Early development and production by Chrysler Corp. during WWII. * Swords, Seán S., "Technical History of the Beginnings of Radar", ''Institution of Electrical Engineers, IEE History of Technology Series'', Vol. 6, London: Peter Peregrinus, 1986


General

* * * * * * Burch, David F., ''Radar For Mariners'', McGraw Hill, 2005, . * * * * * Kaiser, Gerald, Chapter 10 in "A Friendly Guide to Wavelets", Birkhauser, Boston, 1994. * * * * * * * Younghusband, Eileen., ''Not an Ordinary Life. How Changing Times Brought Historical Events into my Life'', Cardiff Centre for Lifelong Learning, Cardiff, 2009., (Pages 36–67 contain the experiences of a WAAF radar plotter in WWII.) * Younghusband, Eileen. ''One Woman's War''. Cardiff. Candy Jar Books. 2011. *


Technical reading

* * * * * * * * * *


External links
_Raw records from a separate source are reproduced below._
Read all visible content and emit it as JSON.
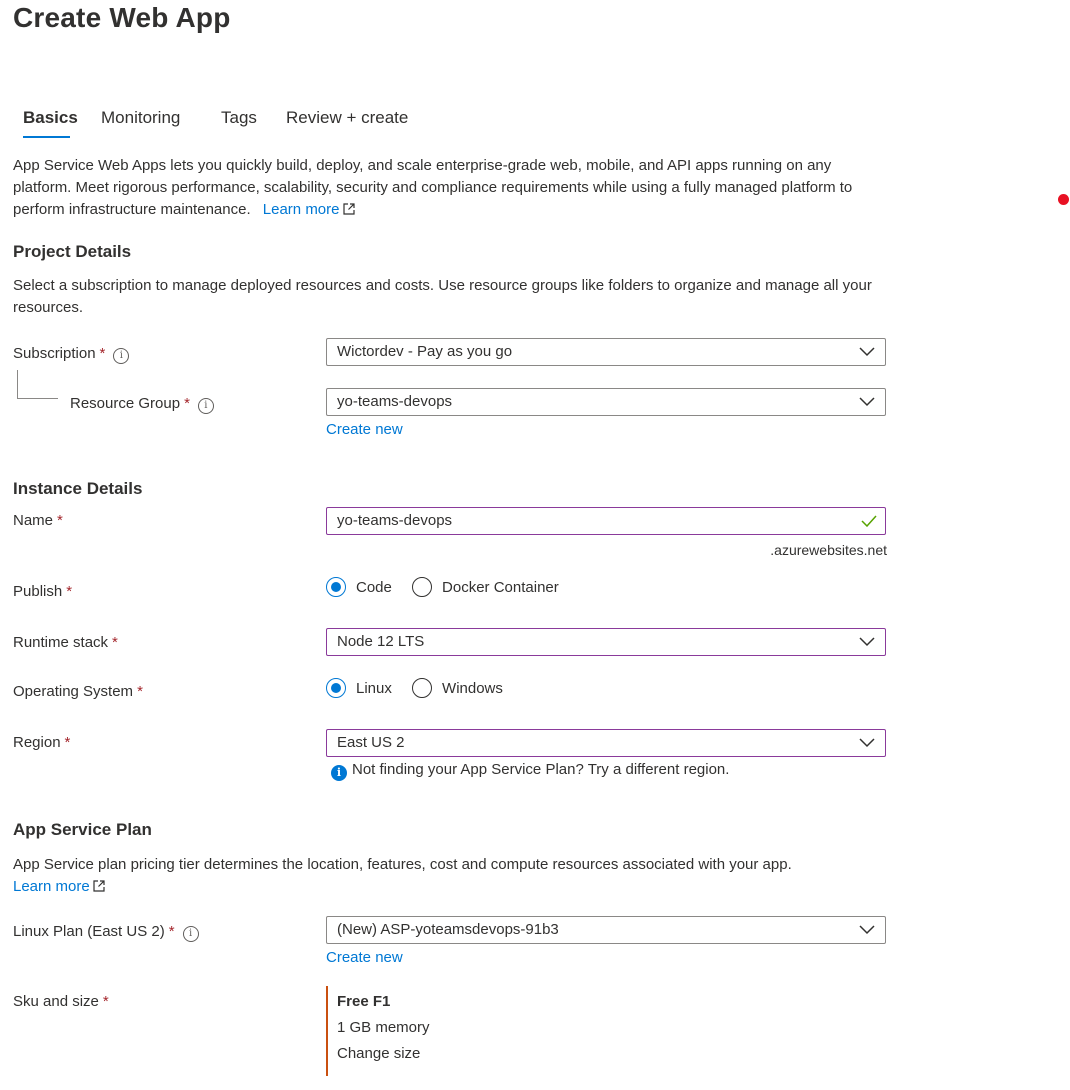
{
  "page": {
    "title": "Create Web App"
  },
  "tabs": [
    {
      "label": "Basics",
      "active": true
    },
    {
      "label": "Monitoring",
      "active": false
    },
    {
      "label": "Tags",
      "active": false
    },
    {
      "label": "Review + create",
      "active": false
    }
  ],
  "intro": {
    "text": "App Service Web Apps lets you quickly build, deploy, and scale enterprise-grade web, mobile, and API apps running on any platform. Meet rigorous performance, scalability, security and compliance requirements while using a fully managed platform to perform infrastructure maintenance.",
    "learn_more": "Learn more"
  },
  "project_details": {
    "heading": "Project Details",
    "description": "Select a subscription to manage deployed resources and costs. Use resource groups like folders to organize and manage all your resources.",
    "subscription": {
      "label": "Subscription",
      "value": "Wictordev - Pay as you go"
    },
    "resource_group": {
      "label": "Resource Group",
      "value": "yo-teams-devops",
      "create_new": "Create new"
    }
  },
  "instance_details": {
    "heading": "Instance Details",
    "name": {
      "label": "Name",
      "value": "yo-teams-devops",
      "suffix": ".azurewebsites.net"
    },
    "publish": {
      "label": "Publish",
      "options": [
        "Code",
        "Docker Container"
      ],
      "selected": "Code"
    },
    "runtime_stack": {
      "label": "Runtime stack",
      "value": "Node 12 LTS"
    },
    "operating_system": {
      "label": "Operating System",
      "options": [
        "Linux",
        "Windows"
      ],
      "selected": "Linux"
    },
    "region": {
      "label": "Region",
      "value": "East US 2",
      "hint": "Not finding your App Service Plan? Try a different region."
    }
  },
  "app_service_plan": {
    "heading": "App Service Plan",
    "description": "App Service plan pricing tier determines the location, features, cost and compute resources associated with your app.",
    "learn_more": "Learn more",
    "linux_plan": {
      "label": "Linux Plan (East US 2)",
      "value": "(New) ASP-yoteamsdevops-91b3",
      "create_new": "Create new"
    },
    "sku": {
      "label": "Sku and size",
      "tier": "Free F1",
      "memory": "1 GB memory",
      "change": "Change size"
    }
  },
  "required_marker": "*",
  "colors": {
    "accent": "#0078d4",
    "required": "#a4262c",
    "focus": "#8a3a9b",
    "sku_bar": "#ca5010",
    "success": "#57a300"
  }
}
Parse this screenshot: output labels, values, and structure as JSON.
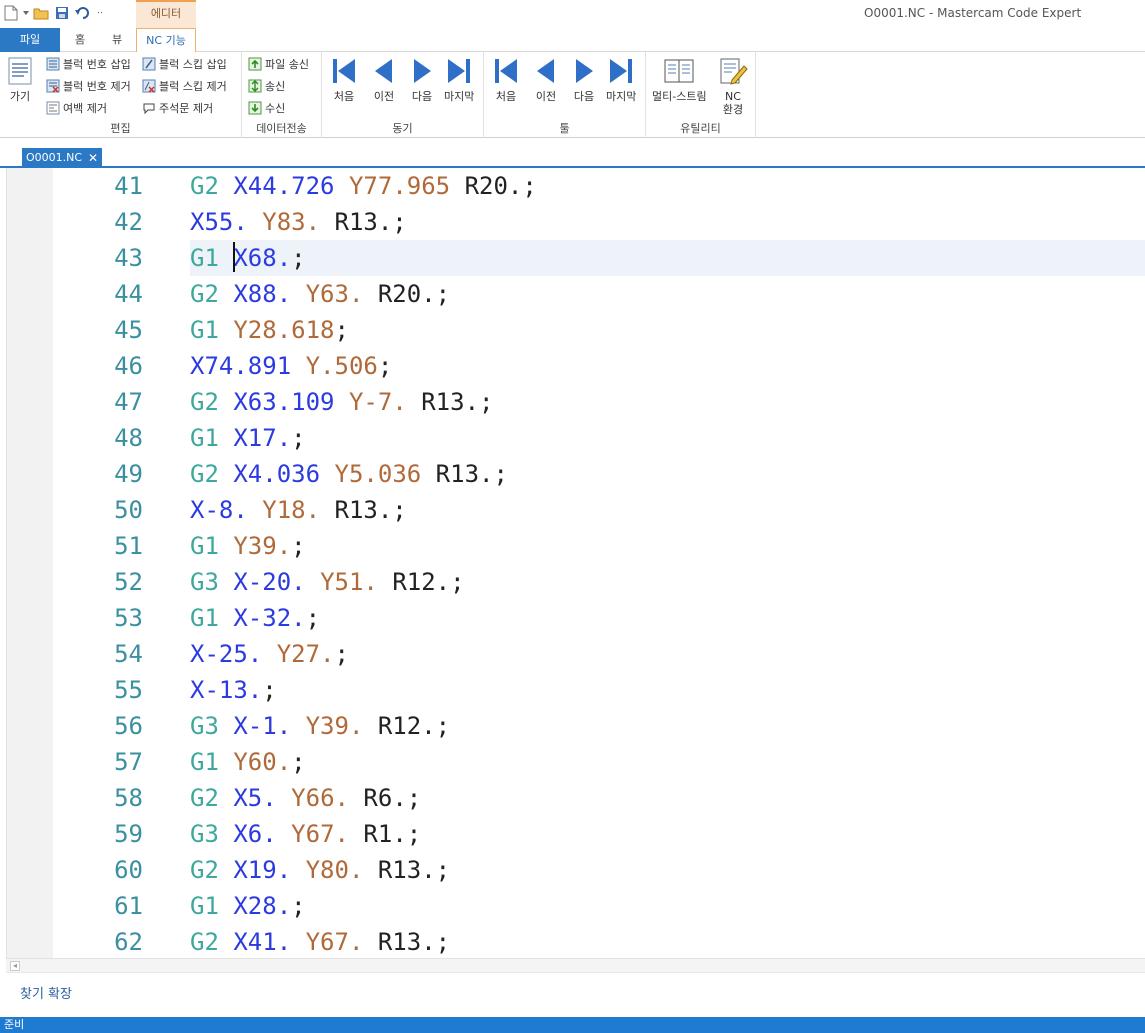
{
  "window": {
    "title": "O0001.NC - Mastercam Code Expert",
    "context_tab": "에디터"
  },
  "tabs": {
    "file": "파일",
    "home": "홈",
    "view": "뷰",
    "nc": "NC 기능"
  },
  "ribbon": {
    "edit": {
      "goto": "가기",
      "insert_block_numbers": "블럭 번호 삽입",
      "remove_block_numbers": "블럭 번호 제거",
      "remove_spaces": "여백 제거",
      "insert_block_skip": "블럭 스킵 삽입",
      "remove_block_skip": "블럭 스킵 제거",
      "remove_comments": "주석문 제거",
      "label": "편집"
    },
    "data_transfer": {
      "send_file": "파일 송신",
      "send": "송신",
      "receive": "수신",
      "label": "데이터전송"
    },
    "sync": {
      "first": "처음",
      "prev": "이전",
      "next": "다음",
      "last": "마지막",
      "label": "동기"
    },
    "tool": {
      "first": "처음",
      "prev": "이전",
      "next": "다음",
      "last": "마지막",
      "label": "툴"
    },
    "utility": {
      "multistream": "멀티-스트림",
      "nc_env_1": "NC",
      "nc_env_2": "환경",
      "label": "유틸리티"
    }
  },
  "document": {
    "tab_name": "O0001.NC",
    "close": "✕"
  },
  "editor": {
    "current_line": 43,
    "lines": [
      {
        "n": "41",
        "tokens": [
          [
            "g",
            "G2"
          ],
          [
            "x",
            "X44.726"
          ],
          [
            "y",
            "Y77.965"
          ],
          [
            "r",
            "R20."
          ],
          [
            "p",
            ";"
          ]
        ]
      },
      {
        "n": "42",
        "tokens": [
          [
            "x",
            "X55."
          ],
          [
            "y",
            "Y83."
          ],
          [
            "r",
            "R13."
          ],
          [
            "p",
            ";"
          ]
        ]
      },
      {
        "n": "43",
        "tokens": [
          [
            "g",
            "G1"
          ],
          [
            "x",
            "X68."
          ],
          [
            "p",
            ";"
          ]
        ]
      },
      {
        "n": "44",
        "tokens": [
          [
            "g",
            "G2"
          ],
          [
            "x",
            "X88."
          ],
          [
            "y",
            "Y63."
          ],
          [
            "r",
            "R20."
          ],
          [
            "p",
            ";"
          ]
        ]
      },
      {
        "n": "45",
        "tokens": [
          [
            "g",
            "G1"
          ],
          [
            "y",
            "Y28.618"
          ],
          [
            "p",
            ";"
          ]
        ]
      },
      {
        "n": "46",
        "tokens": [
          [
            "x",
            "X74.891"
          ],
          [
            "y",
            "Y.506"
          ],
          [
            "p",
            ";"
          ]
        ]
      },
      {
        "n": "47",
        "tokens": [
          [
            "g",
            "G2"
          ],
          [
            "x",
            "X63.109"
          ],
          [
            "y",
            "Y-7."
          ],
          [
            "r",
            "R13."
          ],
          [
            "p",
            ";"
          ]
        ]
      },
      {
        "n": "48",
        "tokens": [
          [
            "g",
            "G1"
          ],
          [
            "x",
            "X17."
          ],
          [
            "p",
            ";"
          ]
        ]
      },
      {
        "n": "49",
        "tokens": [
          [
            "g",
            "G2"
          ],
          [
            "x",
            "X4.036"
          ],
          [
            "y",
            "Y5.036"
          ],
          [
            "r",
            "R13."
          ],
          [
            "p",
            ";"
          ]
        ]
      },
      {
        "n": "50",
        "tokens": [
          [
            "x",
            "X-8."
          ],
          [
            "y",
            "Y18."
          ],
          [
            "r",
            "R13."
          ],
          [
            "p",
            ";"
          ]
        ]
      },
      {
        "n": "51",
        "tokens": [
          [
            "g",
            "G1"
          ],
          [
            "y",
            "Y39."
          ],
          [
            "p",
            ";"
          ]
        ]
      },
      {
        "n": "52",
        "tokens": [
          [
            "g",
            "G3"
          ],
          [
            "x",
            "X-20."
          ],
          [
            "y",
            "Y51."
          ],
          [
            "r",
            "R12."
          ],
          [
            "p",
            ";"
          ]
        ]
      },
      {
        "n": "53",
        "tokens": [
          [
            "g",
            "G1"
          ],
          [
            "x",
            "X-32."
          ],
          [
            "p",
            ";"
          ]
        ]
      },
      {
        "n": "54",
        "tokens": [
          [
            "x",
            "X-25."
          ],
          [
            "y",
            "Y27."
          ],
          [
            "p",
            ";"
          ]
        ]
      },
      {
        "n": "55",
        "tokens": [
          [
            "x",
            "X-13."
          ],
          [
            "p",
            ";"
          ]
        ]
      },
      {
        "n": "56",
        "tokens": [
          [
            "g",
            "G3"
          ],
          [
            "x",
            "X-1."
          ],
          [
            "y",
            "Y39."
          ],
          [
            "r",
            "R12."
          ],
          [
            "p",
            ";"
          ]
        ]
      },
      {
        "n": "57",
        "tokens": [
          [
            "g",
            "G1"
          ],
          [
            "y",
            "Y60."
          ],
          [
            "p",
            ";"
          ]
        ]
      },
      {
        "n": "58",
        "tokens": [
          [
            "g",
            "G2"
          ],
          [
            "x",
            "X5."
          ],
          [
            "y",
            "Y66."
          ],
          [
            "r",
            "R6."
          ],
          [
            "p",
            ";"
          ]
        ]
      },
      {
        "n": "59",
        "tokens": [
          [
            "g",
            "G3"
          ],
          [
            "x",
            "X6."
          ],
          [
            "y",
            "Y67."
          ],
          [
            "r",
            "R1."
          ],
          [
            "p",
            ";"
          ]
        ]
      },
      {
        "n": "60",
        "tokens": [
          [
            "g",
            "G2"
          ],
          [
            "x",
            "X19."
          ],
          [
            "y",
            "Y80."
          ],
          [
            "r",
            "R13."
          ],
          [
            "p",
            ";"
          ]
        ]
      },
      {
        "n": "61",
        "tokens": [
          [
            "g",
            "G1"
          ],
          [
            "x",
            "X28."
          ],
          [
            "p",
            ";"
          ]
        ]
      },
      {
        "n": "62",
        "tokens": [
          [
            "g",
            "G2"
          ],
          [
            "x",
            "X41."
          ],
          [
            "y",
            "Y67."
          ],
          [
            "r",
            "R13."
          ],
          [
            "p",
            ";"
          ]
        ]
      }
    ]
  },
  "findbar": {
    "expand": "찾기 확장"
  },
  "status": {
    "text": "준비"
  },
  "colors": {
    "accent": "#2b78c5",
    "gcode": "#3ea89c",
    "xaxis": "#2c3be0",
    "yaxis": "#b06a3a"
  }
}
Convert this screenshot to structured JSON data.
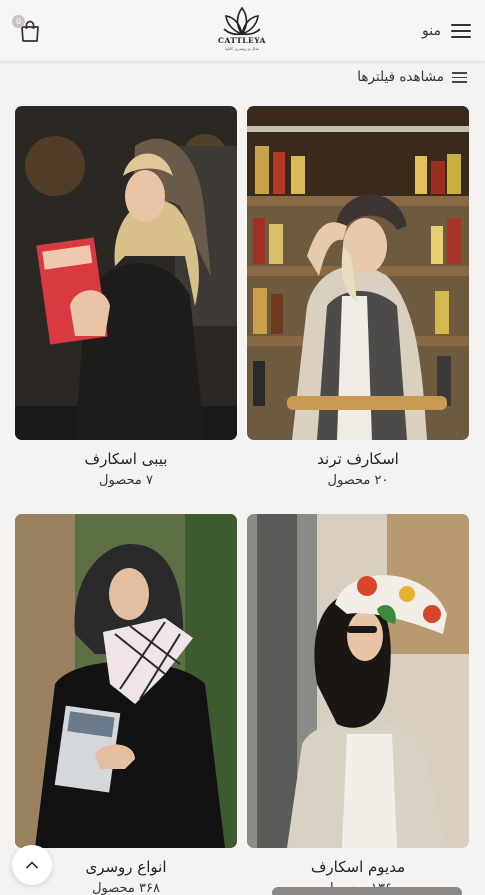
{
  "header": {
    "menu_label": "منو",
    "logo_text": "CATTLEYA",
    "logo_subtext": "شال و روسری کاتلیا",
    "cart_count": "0"
  },
  "filters": {
    "label": "مشاهده فیلترها"
  },
  "categories": [
    {
      "title": "اسکارف ترند",
      "count": "۲۰ محصول"
    },
    {
      "title": "بیبی اسکارف",
      "count": "۷ محصول"
    },
    {
      "title": "مدیوم اسکارف",
      "count": "۱۳۶ محصول"
    },
    {
      "title": "انواع روسری",
      "count": "۳۶۸ محصول"
    }
  ],
  "colors": {
    "background": "#f5f3f2",
    "header": "#f7f6f5"
  },
  "icons": [
    "hamburger-icon",
    "cart-icon",
    "filter-lines-icon",
    "chevron-up-icon"
  ]
}
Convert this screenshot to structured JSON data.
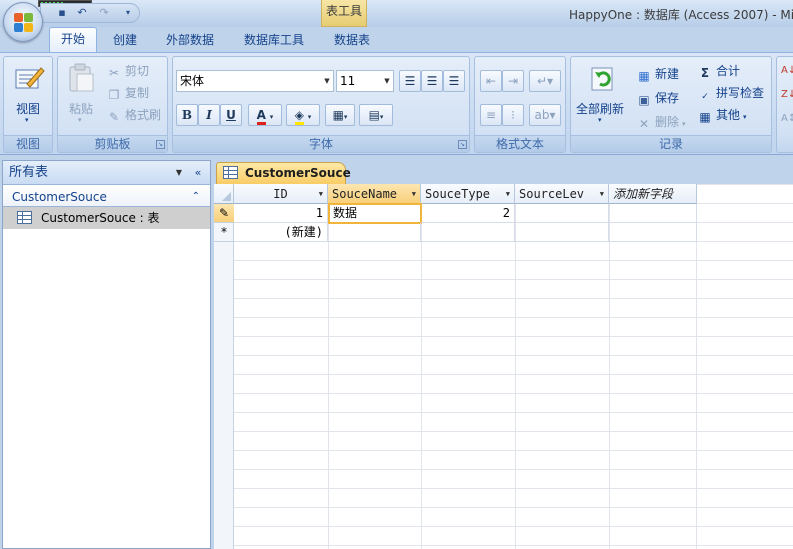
{
  "title_bar": {
    "app_title": "HappyOne : 数据库 (Access 2007) - Mi",
    "context_tab": "表工具",
    "qat": [
      "save-icon",
      "undo-icon",
      "redo-icon",
      "customize-icon"
    ]
  },
  "tabs": [
    {
      "label": "开始",
      "active": true
    },
    {
      "label": "创建",
      "active": false
    },
    {
      "label": "外部数据",
      "active": false
    },
    {
      "label": "数据库工具",
      "active": false
    },
    {
      "label": "数据表",
      "active": false
    }
  ],
  "ribbon": {
    "view": {
      "button": "视图",
      "group": "视图"
    },
    "clipboard": {
      "paste": "粘贴",
      "cut": "剪切",
      "copy": "复制",
      "format_painter": "格式刷",
      "group": "剪贴板"
    },
    "font": {
      "font_name": "宋体",
      "font_size": "11",
      "bold": "B",
      "italic": "I",
      "underline": "U",
      "font_color": "A",
      "group": "字体"
    },
    "rich_text": {
      "group": "格式文本"
    },
    "records": {
      "refresh_all": "全部刷新",
      "new": "新建",
      "save": "保存",
      "delete": "删除",
      "totals": "合计",
      "spelling": "拼写检查",
      "more": "其他",
      "group": "记录"
    }
  },
  "nav_pane": {
    "header": "所有表",
    "group": "CustomerSouce",
    "items": [
      {
        "label": "CustomerSouce : 表"
      }
    ]
  },
  "document": {
    "tab_label": "CustomerSouce",
    "columns": [
      "ID",
      "SouceName",
      "SouceType",
      "SourceLev",
      "添加新字段"
    ],
    "rows": [
      {
        "selector": "✎",
        "ID": "1",
        "SouceName": "数据",
        "SouceType": "2",
        "SourceLev": "",
        "extra": ""
      },
      {
        "selector": "*",
        "ID": "(新建)",
        "SouceName": "",
        "SouceType": "",
        "SourceLev": "",
        "extra": ""
      }
    ]
  },
  "colors": {
    "accent": "#f8cb62",
    "ribbon_text": "#15428b"
  }
}
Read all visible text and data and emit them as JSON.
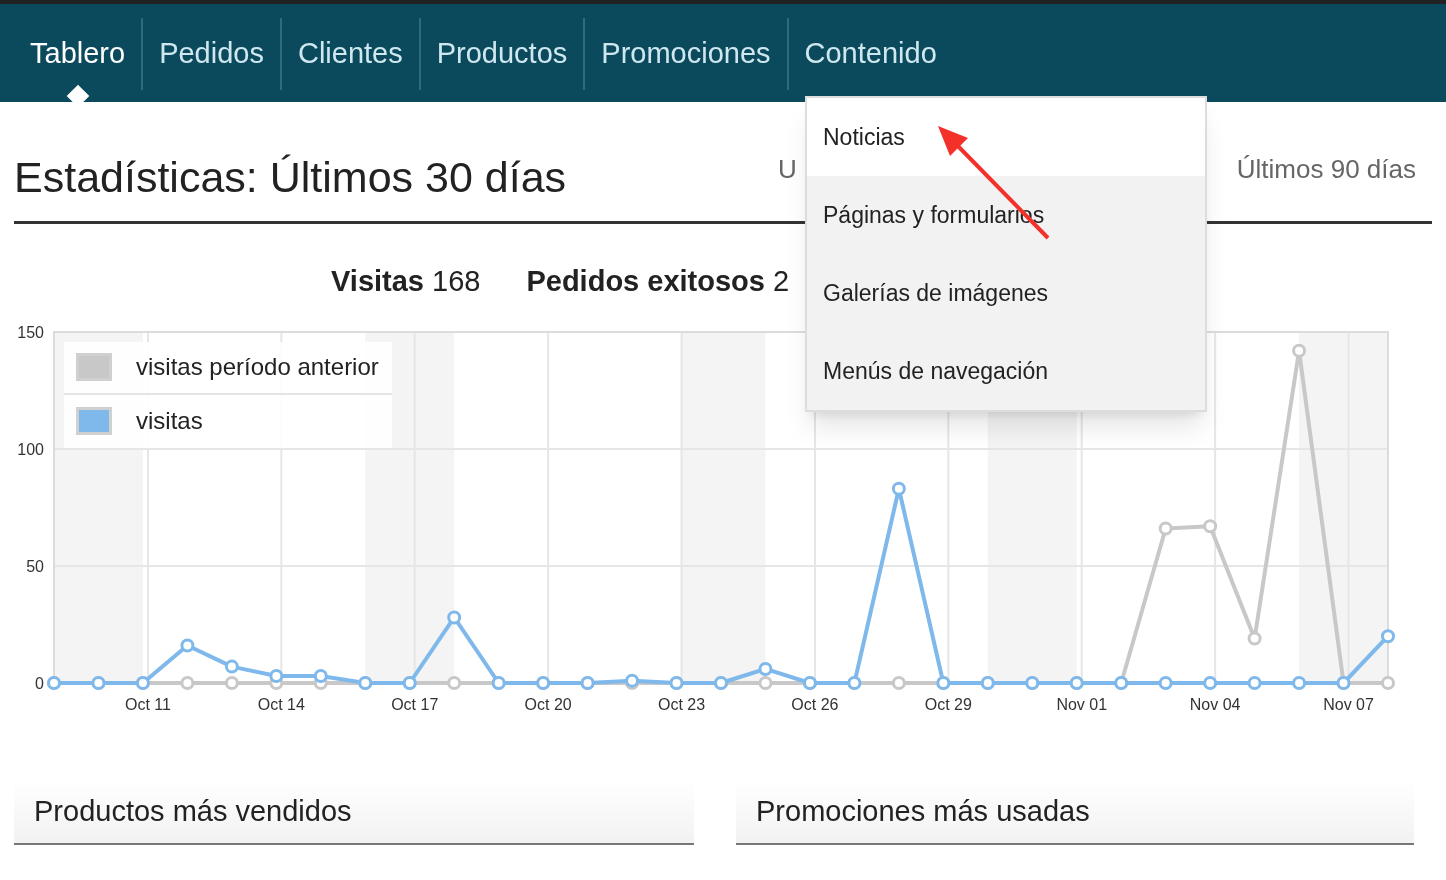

MIT Video Course: Introduction to Radar Systems
A set of 10 video lectures developed at Lincoln Laboratory to develop an understanding of radar systems and technologies. {{Authority control Radar, Avionics Aircraft instruments Microwave technology Measuring instruments Navigational equipment Air traffic control Science and technology during World War II Targeting (warfare) Radio stations and systems ITU 1940s neologisms Wireless communication systems